It’s ironic (and could possibly have been a rather brilliant bit of long-term foreshadowing) that in the episode where we find out about Don’s past entitled “The Hobo,” Midge is essentially dressed like a gypsy. Remember, 2 seasons later, Don is finally forced to reveal his past to Betty in an episode entitled “The Gypsy and the Hobo.”
This is a sexy, carefree look; perfect for wearing on those pot-smoking days. The exposed stomach and the glimpses of her dirty bare feet really sell the look as one of an artist and libertine.
Unlike all the other women he bedded, Midge didn’t really care about Don all that much. In fact, she didn’t even respect him. Rachel and Suzanne loved him, Bobbie used him for sex but you could tell she respected the hell out of him. Midge treated him with disdain because of his job and his (on the surface, at least) middle-class values. There wasn’t a chance in hell that they’d have a future and she knew that before he did. She’s only slightly disappointed at his leaving and even that had more to do with the sex than any feelings she might have had for him.
This scene is notable for the ways in which it shined a not-particularly-flattering light on the beatniks. Don acidly skewers their pretensions and values and the scene showed (in a rather heavy-handed manner) that the male beatniks could be just as sexist as the middle-class men they hated so much. As such, the clothes in this scene bordered on parody: the guy with the unkempt beard, beads, and open shirt, the other guy in the fez, the girl inexplicably wearing a bikini. Midge’s gypsy getup was the most over-the-top and costumey of all her looks and that’s no coincidence given the point of this scene.

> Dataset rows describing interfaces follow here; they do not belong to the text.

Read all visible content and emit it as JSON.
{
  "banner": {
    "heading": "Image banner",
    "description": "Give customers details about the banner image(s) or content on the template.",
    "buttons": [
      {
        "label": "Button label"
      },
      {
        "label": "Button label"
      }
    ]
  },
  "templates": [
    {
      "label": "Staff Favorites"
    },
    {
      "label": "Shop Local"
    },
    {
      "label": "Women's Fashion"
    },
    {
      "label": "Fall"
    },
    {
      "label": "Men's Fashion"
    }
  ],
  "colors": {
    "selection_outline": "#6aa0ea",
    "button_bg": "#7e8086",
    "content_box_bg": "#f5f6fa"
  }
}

[Screencaps: projectrungay.blogspot.com - Photo Credit: amctv.com/originals/madmen]